“Pakistan’s nuclear arsenal — by the grace of God — has always been safe and will always remain safe, and if anyone wants to lose sleep over it, it’s their choice,” he said.
But several former US officials told VOA that the withdrawal of US coalition forces from Afghanistan had changed the political calculus of America’s relations with Pakistan, making Washington less reliant on Islamabad when it came to counterterrorism activities.
Former US Defence Secretary and CIA chief Leon Panetta, however, said that the US-Pakistan relationship had always been complex.
“We would try to build a cooperative relationship with them, particularly when Al Qaeda was located in the tribal areas of Pakistan,” Mr Panetta said of his time as CIA director under former President Barack Obama. “As long as we kept them informed, as long as we continued to work with them, they gave us some cooperation.”
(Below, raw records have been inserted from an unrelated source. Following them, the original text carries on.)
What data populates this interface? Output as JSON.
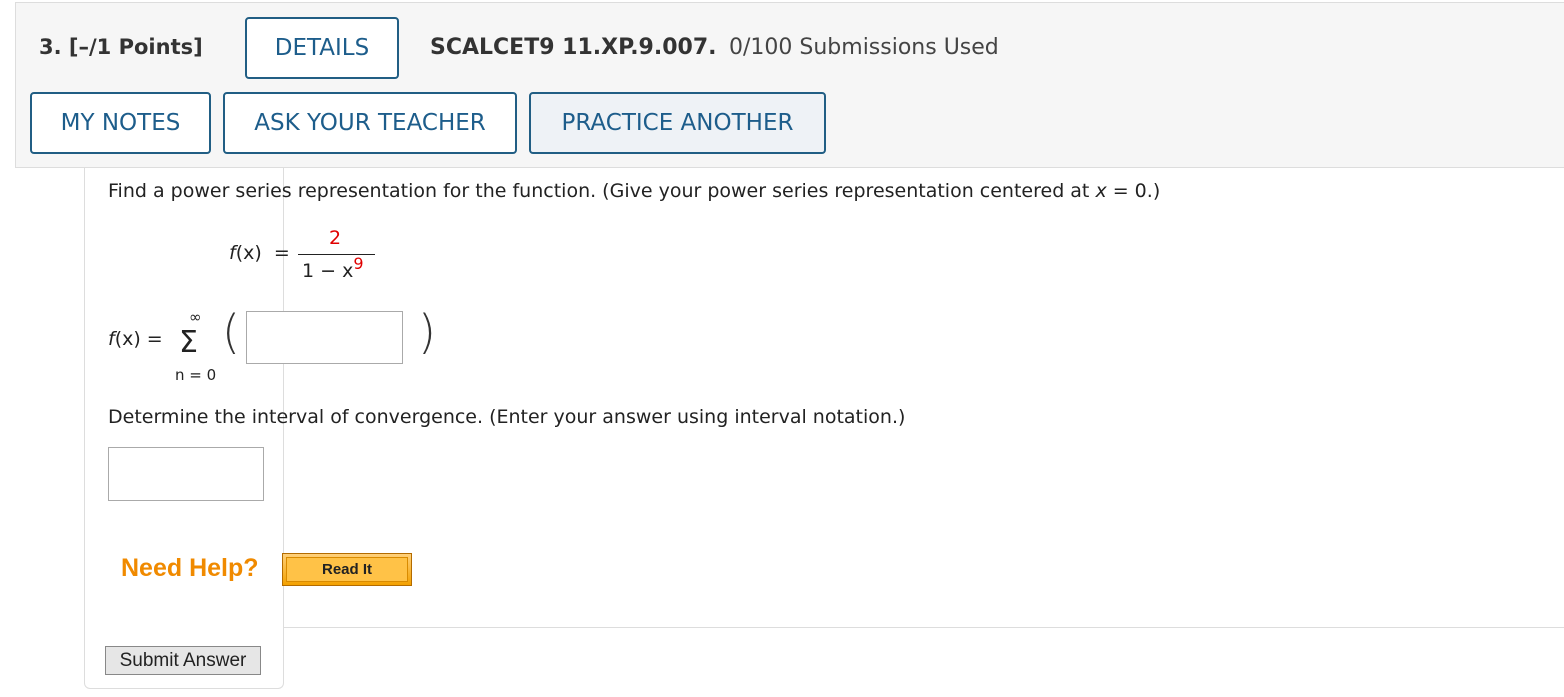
{
  "header": {
    "question_number": "3.",
    "points": "[–/1 Points]",
    "details_label": "DETAILS",
    "assignment_id": "SCALCET9 11.XP.9.007.",
    "submissions": "0/100 Submissions Used",
    "my_notes_label": "MY NOTES",
    "ask_teacher_label": "ASK YOUR TEACHER",
    "practice_another_label": "PRACTICE ANOTHER"
  },
  "question": {
    "prompt_part1": "Find a power series representation for the function. (Give your power series representation centered at ",
    "prompt_var": "x",
    "prompt_part2": " = 0.)",
    "function_lhs_name": "f",
    "function_lhs_arg": "(x)",
    "equals": "=",
    "numerator": "2",
    "denominator_base": "1 − x",
    "denominator_exp": "9",
    "series_lhs_name": "f",
    "series_lhs_arg": "(x) =",
    "sigma": "Σ",
    "sigma_upper": "∞",
    "sigma_lower": "n = 0",
    "paren_open": "(",
    "paren_close": ")",
    "series_answer_value": "",
    "interval_prompt": "Determine the interval of convergence. (Enter your answer using interval notation.)",
    "interval_answer_value": ""
  },
  "help": {
    "need_help": "Need Help?",
    "read_it_label": "Read It"
  },
  "submit_label": "Submit Answer",
  "colors": {
    "button_border": "#215e84",
    "button_text": "#1d5d8b",
    "accent_red": "#e00000",
    "help_orange": "#f08a00"
  }
}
But Mr Panetta accused Pakistan of maintaining relationships with terrorist groups for leverage against India, which brought them “very close to the Taliban and the Haqqani network — contributing to a lack of trust between the two nations”.
Mr Panetta and John Bolton, former national security adviser to then-president Donald Trump, told VOA they had significant concerns regarding the security of Pakistan’s nuclear arsenal, particularly because groups like the Islamic State-Khorasan, Al Qaeda, and the TTP were once again active in the region.
“The Taliban’s successful takeover of Afghanistan has significantly boosted radical ideology within the Pakistani government, TTP, and terrorists inside Pakistan,” Mr Bolton said. “I’m worried that not only would there be a deliberate policy by the government of Pakistan at that point to transfer nuclear weapons to terrorists or to those who would have the money to pay for them.”
Published in Dawn, October 30th, 2021